Where has all the training gone?
As employers lament the dearth of critical skills among many new entrants to the workforce, a recent study raises serious concerns about employers’ lack of initiatives to prepare those individuals to be effective and efficient workers.
According to the second annual State of Workplace Training study, an online survey conducted in late 2017 by global market-research firm Ipsos on behalf of Axonify, nearly one-third (31%) of the U.S. workforce doesn’t receive any formal job training at work.
“It’s shocking how little companies invest in the knowledge and skills of their employees,” says Carol Leaman, CEO of corporate training and microlearning platform Axonify. “They just have them show up and start to do things without any real basis in foundational knowledge or what they are expected to do.”
Perhaps even more alarming, that number has ticked up slightly (1%) since last year.
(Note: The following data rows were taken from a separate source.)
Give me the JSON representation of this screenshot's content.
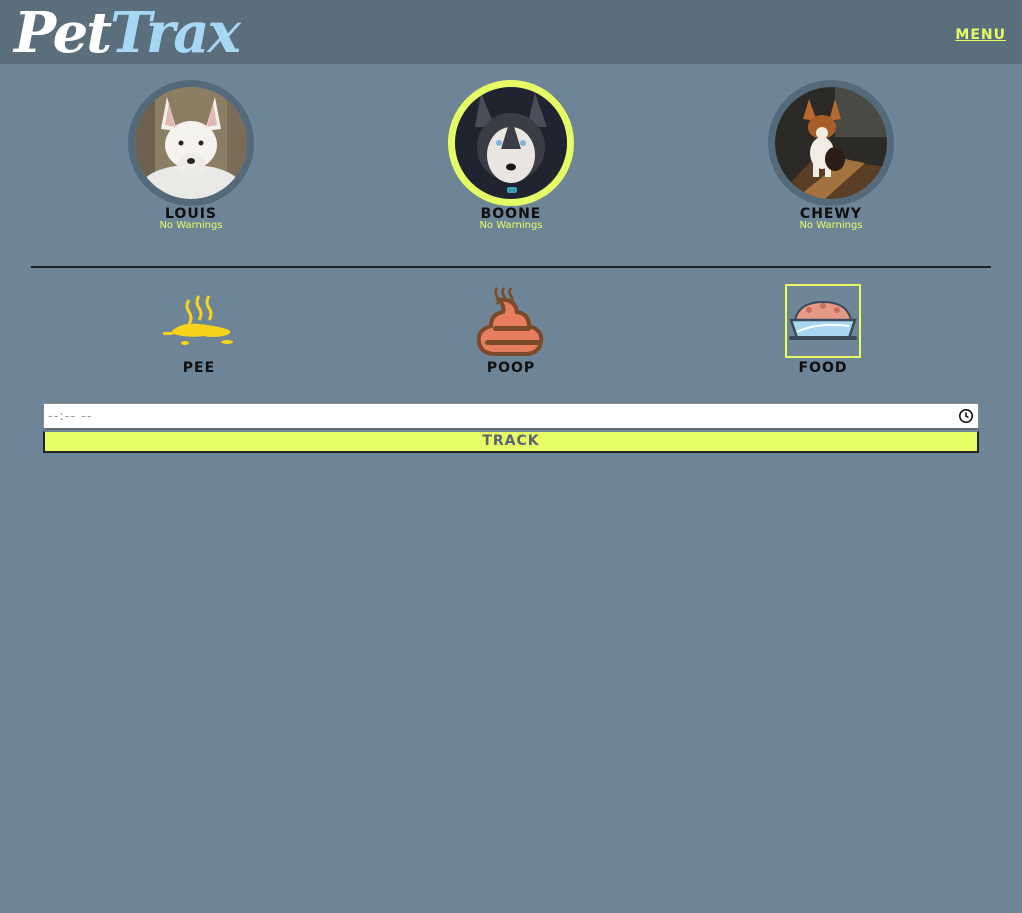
{
  "header": {
    "logo_part1": "Pet",
    "logo_part2": "Trax",
    "menu_label": "MENU"
  },
  "pets": [
    {
      "name": "LOUIS",
      "status": "No Warnings",
      "selected": false
    },
    {
      "name": "BOONE",
      "status": "No Warnings",
      "selected": true
    },
    {
      "name": "CHEWY",
      "status": "No Warnings",
      "selected": false
    }
  ],
  "activities": [
    {
      "label": "PEE",
      "icon": "pee-icon",
      "selected": false
    },
    {
      "label": "POOP",
      "icon": "poop-icon",
      "selected": false
    },
    {
      "label": "FOOD",
      "icon": "food-bowl-icon",
      "selected": true
    }
  ],
  "time_input": {
    "value": "--:-- --"
  },
  "track_button": {
    "label": "TRACK"
  },
  "colors": {
    "background": "#6e8597",
    "header": "#5a6e7c",
    "accent": "#e6fd66",
    "logo_trax": "#a6d8f5"
  }
}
Leaman views that as a sign that employers are headed in the wrong direction. She blames the transient nature of today’s workforce for employers’ reticence to invest in training, particularly in retail, hospitality and other industries where turnover is especially high.
“When under budget constraints, companies aren’t going to invest in people they don’t expect to keep for more than a few months,” says Leaman. “Where you have deskless workers that are not expected to stick around very long, you’re going to have fewer and fewer companies investing in training those people.”
While formal training may be on the decline, that’s not at all concerning to Pete Sanborn, managing director of the human capital advisory team at Aon. Rather, he says, the finding signifies the continuation of a move away from formal training in favor of more informal coaching and development from managers and co-workers, which he says is far more effective.
Sanborn wasn’t at all surprised that Axonify found 43% of employees who receive formal training say it’s ineffective. He interprets that as a sign that organisations need to branch out beyond traditional training methods and seek to meet employees’ individual needs.
“Just offering a programme doesn’t necessarily mean that people are really going to learn from it or that it’s even relevant to their particular needs,” says Sanborn. “Companies should be exploring more effective ways for people to learn and looking at more individualised training, which is much more effective.”
According to Leaman, employers are “going wrong all over the place,” beginning with a rigid adherence to one-size-fits-all training and the old-fashioned approach of “getting people into a classroom and fire-hosing them with so much information that may or may not be relevant to them.”
A far better method, she says, would be to assess the skill set, background and experience of each individual employee and design a development plan that recognises what they bring to the job and what they are lacking.
Employers should also endeavor not only to give employees the training they need to do their job effectively now, but also recognise new skills that will be required in the future and better prepare staff for new roles and promotions, says Sanborn.
According to Ravin Jesuthasan, a managing director at Willis Towers Watson, companies are starting to recognise that the workforce of the future will require radical and continuous reskilling.
“The greatest challenge facing HR leaders is how they will meet this [reskilling] need,” says Jesuthasan. “Doing so requires a re-prioritisation of investments and for HR leaders to approach learning very differently, adopting a more nuanced approach that taps the broader learning ecosystem that has developed over the last few years.”
While 80% of respondents to the Axonify study say it’s important to receive regular, frequent training, so they don’t forget the information, employers are hindered by their reliance on “one-and-done training,” viewing it as a “check-the-box activity,” rather than something that is ongoing and continuous, Leaman says.
As millennials increasingly make their mark on the workplace, employers may find themselves forced to rethink their training approach or risk losing this valued block of employees. Three-quarters of millennials place a high importance on "anytime/anywhere" training, while nearly as many (74%) say they value short training sessions.
According to Jesuthasan, that’s likely to drive employers to adopt a more “continuous and bite-sized” approach to training, as they seek to attract and retain talented workers.
With 92% of employees saying the right kind of workplace training positively impacts their engagement on the job, rethinking how they deliver training needs to be at the top of HR leaders’ agenda, says Sanborn.
“You’ve got to be thinking about the capability requirements now and in the future and how you can do a better job of developing people to meet those needs,” says Sanborn. “You might have a great rewards programme, or you might do well in one area, like leadership development, but if you’re not creating the right kind of skills for the future, it will negatively impact the competitiveness of your business.”
This story was first published by Human Resource Executive® magazine in the US. Julie Cook Ramirez is a freelance writer.